Personality has been of interest since ancient times. Hippocrates, also known as ‘The father of Western Medicine’ was possibly the first to document the association between personality and mental and physical health by describing the ancient medical theory of Humourism. Over the last 100 years the study of personality has been evolving and there are many different perspectives. Trait perspectives have become popular but they lack any underlying theory about how personality develops. Psychobiological models offer descriptions of personality and provide testable theories on how biology influences their development. A robust psychobiological model is Cloninger’s psychobiological theory and it provided the basis for this project.

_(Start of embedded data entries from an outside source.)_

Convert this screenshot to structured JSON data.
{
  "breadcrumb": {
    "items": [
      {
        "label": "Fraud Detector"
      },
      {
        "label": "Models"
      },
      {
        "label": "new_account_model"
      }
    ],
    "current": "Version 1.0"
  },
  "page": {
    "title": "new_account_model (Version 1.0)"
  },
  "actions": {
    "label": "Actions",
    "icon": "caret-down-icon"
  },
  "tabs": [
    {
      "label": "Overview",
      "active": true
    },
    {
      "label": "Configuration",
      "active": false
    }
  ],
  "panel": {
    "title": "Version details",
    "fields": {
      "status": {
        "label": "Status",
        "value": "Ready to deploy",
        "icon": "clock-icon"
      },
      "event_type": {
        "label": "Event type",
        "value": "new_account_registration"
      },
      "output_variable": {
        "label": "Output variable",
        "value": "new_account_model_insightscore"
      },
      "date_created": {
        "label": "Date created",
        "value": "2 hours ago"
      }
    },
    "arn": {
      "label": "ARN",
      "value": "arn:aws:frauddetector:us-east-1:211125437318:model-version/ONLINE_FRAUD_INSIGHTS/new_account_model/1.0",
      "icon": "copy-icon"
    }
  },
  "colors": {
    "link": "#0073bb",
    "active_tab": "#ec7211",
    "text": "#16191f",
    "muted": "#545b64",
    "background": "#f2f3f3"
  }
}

This project explored the associations of personality in different mental health settings using the Temperament and Character Inventory (TCI; Cloninger, Przybeck, Svrakic, & Wetzel, 1994), the personality inventory developed by Cloninger and colleagues, that is suitable for measuring both normal and abnormal personality. The TCI was used to examine the impact of depression on personality measurement and personality associations to self-reported physical and mental health, mood disorders, hoarding behaviours and well-being.
Participants for this project were from three studies. Two randomised clinical trials designed to examine predictors of treatment response for depressed outpatients using either antidepressant medication (N=195) or psychotherapy (N=177) were used to examine the impact of depression on measures of personality. Data from the Canterbury Health, Ageing and Lifecourse (CHALICE) study (N=404), a random community sample of 50 year olds taking part in an observational study of ageing, were used to examine personality in relation to self-reported health, lifetime mood disorders, hoarding behaviours and well-being.

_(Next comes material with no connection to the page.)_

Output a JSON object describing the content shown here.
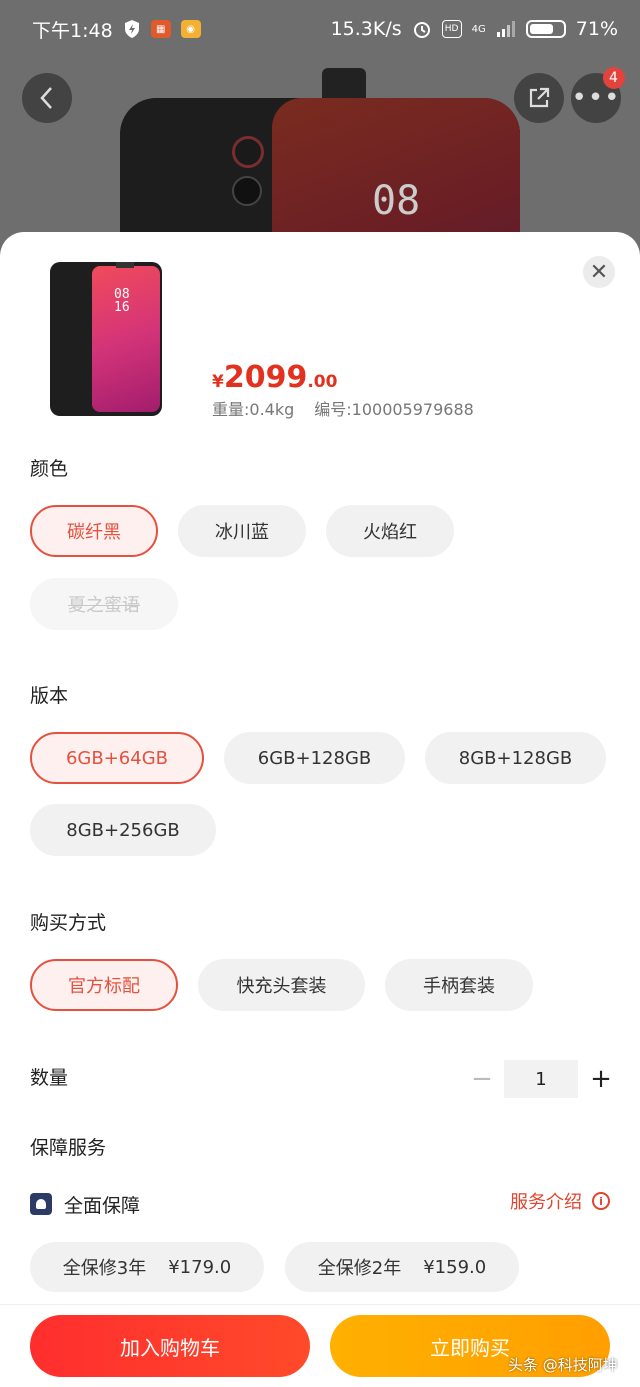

Harm avoidance and self-directedness were strongly associated with physical and mental health, mood disorders, hoarding behaviours and well-being. Both harm avoidance and self-directedness change with mood state. After adjusting for mood state, self-directedness but not harm avoidance was associated with risk of a lifetime mood disorder. High harm avoidance and low self-directedness were strongly associated with poorer self-reported mental and physical health and increased hoarding behaviours. Hoarding disorder was strongly associated with economic hardship and impairment of mental and physical functioning. For well-being, low harm avoidance and high self-directedness were associated with better well-being and these two variables explain more of the variance in well-being than other measures such as socio-demographics. The TCI personality variables of novelty seeking and self-transcendence were associated with specific psychopathology while reward dependence, persistence and cooperativeness had no or weak associations with different aspects of health and well-being.
TCI variables of harm avoidance and self-directedness were fundamental to health and well-being, consistent with the wider literature. The finding that self-directedness, but not harm avoidance, was a risk factor for mood disorder, could possibly be explained by self-directedness becoming increasingly important with age. Despite the overwhelming effect of harm avoidance and self-directedness, there were significant if subtle personality differences in the other TCI variables that contributed to health and well-being and personality assessment of the individual may be helpful in determining cognitive and emotional style. If the Cloninger model of personality, which separates the neurobiology of temperament and character, is correct then self-directedness should be more amenable to change and so is a potential target for interventions to reduce psychopathology.||